[Excerpts from a dataset]
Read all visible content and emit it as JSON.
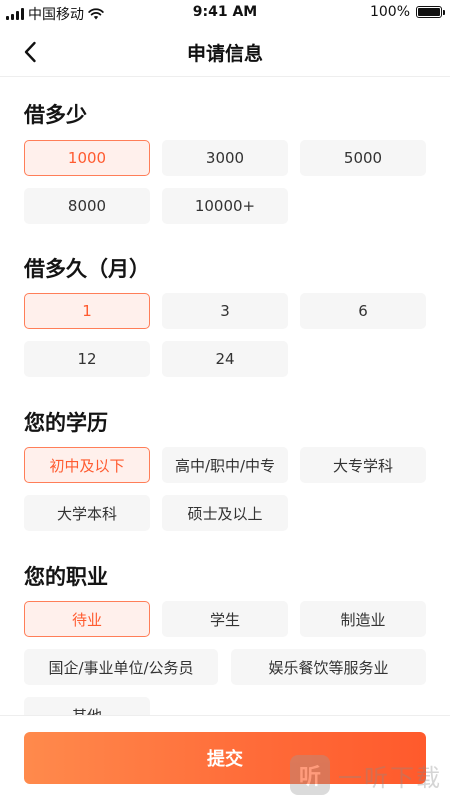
{
  "status_bar": {
    "carrier": "中国移动",
    "time": "9:41 AM",
    "battery_text": "100%",
    "battery_level": 1.0
  },
  "nav": {
    "title": "申请信息",
    "back_icon": "chevron-left-icon"
  },
  "sections": {
    "amount": {
      "title": "借多少",
      "options": [
        "1000",
        "3000",
        "5000",
        "8000",
        "10000+"
      ],
      "selected": "1000"
    },
    "term": {
      "title": "借多久（月）",
      "options": [
        "1",
        "3",
        "6",
        "12",
        "24"
      ],
      "selected": "1"
    },
    "education": {
      "title": "您的学历",
      "options": [
        "初中及以下",
        "高中/职中/中专",
        "大专学科",
        "大学本科",
        "硕士及以上"
      ],
      "selected": "初中及以下"
    },
    "occupation": {
      "title": "您的职业",
      "options": [
        "待业",
        "学生",
        "制造业",
        "国企/事业单位/公务员",
        "娱乐餐饮等服务业",
        "其他"
      ],
      "selected": "待业"
    }
  },
  "submit_label": "提交",
  "watermark": {
    "logo_text": "听",
    "text": "一听下载"
  },
  "colors": {
    "accent": "#ff5b30",
    "selected_bg": "#fff0ec",
    "selected_border": "#ff7e58",
    "option_bg": "#f6f6f6",
    "button_gradient_start": "#ff8a4c",
    "button_gradient_end": "#ff5a2c"
  }
}
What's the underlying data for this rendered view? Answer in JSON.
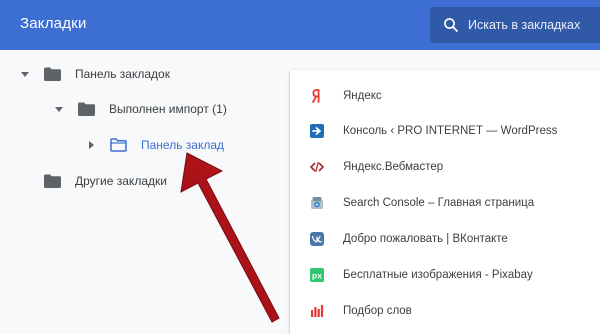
{
  "header": {
    "title": "Закладки",
    "search_placeholder": "Искать в закладках",
    "search_icon": "search-icon"
  },
  "tree": {
    "items": [
      {
        "label": "Панель закладок",
        "expanded": true,
        "icon": "folder-icon"
      },
      {
        "label": "Выполнен импорт (1)",
        "expanded": true,
        "icon": "folder-icon"
      },
      {
        "label": "Панель заклад",
        "expanded": false,
        "selected": true,
        "icon": "folder-outline-icon"
      },
      {
        "label": "Другие закладки",
        "icon": "folder-icon"
      }
    ]
  },
  "bookmarks": [
    {
      "title": "Яндекс",
      "icon": "yandex-icon",
      "color": "#e53935"
    },
    {
      "title": "Консоль ‹ PRO INTERNET — WordPress",
      "icon": "arrow-right-icon",
      "color": "#1e6fb8"
    },
    {
      "title": "Яндекс.Вебмастер",
      "icon": "code-icon",
      "color": "#9c2b2b"
    },
    {
      "title": "Search Console – Главная страница",
      "icon": "search-console-icon",
      "color": "#607d8b"
    },
    {
      "title": "Добро пожаловать | ВКонтакте",
      "icon": "vk-icon",
      "color": "#4a76a8"
    },
    {
      "title": "Бесплатные изображения - Pixabay",
      "icon": "pixabay-icon",
      "color": "#2ec66e"
    },
    {
      "title": "Подбор слов",
      "icon": "bar-chart-icon",
      "color": "#e53935"
    }
  ],
  "colors": {
    "header": "#3c6fd1",
    "search_bg": "#3059a8",
    "selected": "#3c6fd1",
    "annotation_arrow": "#b3141c"
  }
}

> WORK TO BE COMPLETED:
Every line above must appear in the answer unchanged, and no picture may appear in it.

> ANSWER TO THIS TASK:
Read all visible content and emit it as JSON.
{
  "status_bar": {
    "carrier": "中国移动",
    "time": "9:41 AM",
    "battery_text": "100%",
    "battery_level": 1.0
  },
  "nav": {
    "title": "申请信息",
    "back_icon": "chevron-left-icon"
  },
  "sections": {
    "amount": {
      "title": "借多少",
      "options": [
        "1000",
        "3000",
        "5000",
        "8000",
        "10000+"
      ],
      "selected": "1000"
    },
    "term": {
      "title": "借多久（月）",
      "options": [
        "1",
        "3",
        "6",
        "12",
        "24"
      ],
      "selected": "1"
    },
    "education": {
      "title": "您的学历",
      "options": [
        "初中及以下",
        "高中/职中/中专",
        "大专学科",
        "大学本科",
        "硕士及以上"
      ],
      "selected": "初中及以下"
    },
    "occupation": {
      "title": "您的职业",
      "options": [
        "待业",
        "学生",
        "制造业",
        "国企/事业单位/公务员",
        "娱乐餐饮等服务业",
        "其他"
      ],
      "selected": "待业"
    }
  },
  "submit_label": "提交",
  "watermark": {
    "logo_text": "听",
    "text": "一听下载"
  },
  "colors": {
    "accent": "#ff5b30",
    "selected_bg": "#fff0ec",
    "selected_border": "#ff7e58",
    "option_bg": "#f6f6f6",
    "button_gradient_start": "#ff8a4c",
    "button_gradient_end": "#ff5a2c"
  }
}
What's the underlying data for this rendered view? Answer in JSON.
{
  "header": {
    "title": "Закладки",
    "search_placeholder": "Искать в закладках",
    "search_icon": "search-icon"
  },
  "tree": {
    "items": [
      {
        "label": "Панель закладок",
        "expanded": true,
        "icon": "folder-icon"
      },
      {
        "label": "Выполнен импорт (1)",
        "expanded": true,
        "icon": "folder-icon"
      },
      {
        "label": "Панель заклад",
        "expanded": false,
        "selected": true,
        "icon": "folder-outline-icon"
      },
      {
        "label": "Другие закладки",
        "icon": "folder-icon"
      }
    ]
  },
  "bookmarks": [
    {
      "title": "Яндекс",
      "icon": "yandex-icon",
      "color": "#e53935"
    },
    {
      "title": "Консоль ‹ PRO INTERNET — WordPress",
      "icon": "arrow-right-icon",
      "color": "#1e6fb8"
    },
    {
      "title": "Яндекс.Вебмастер",
      "icon": "code-icon",
      "color": "#9c2b2b"
    },
    {
      "title": "Search Console – Главная страница",
      "icon": "search-console-icon",
      "color": "#607d8b"
    },
    {
      "title": "Добро пожаловать | ВКонтакте",
      "icon": "vk-icon",
      "color": "#4a76a8"
    },
    {
      "title": "Бесплатные изображения - Pixabay",
      "icon": "pixabay-icon",
      "color": "#2ec66e"
    },
    {
      "title": "Подбор слов",
      "icon": "bar-chart-icon",
      "color": "#e53935"
    }
  ],
  "colors": {
    "header": "#3c6fd1",
    "search_bg": "#3059a8",
    "selected": "#3c6fd1",
    "annotation_arrow": "#b3141c"
  }
}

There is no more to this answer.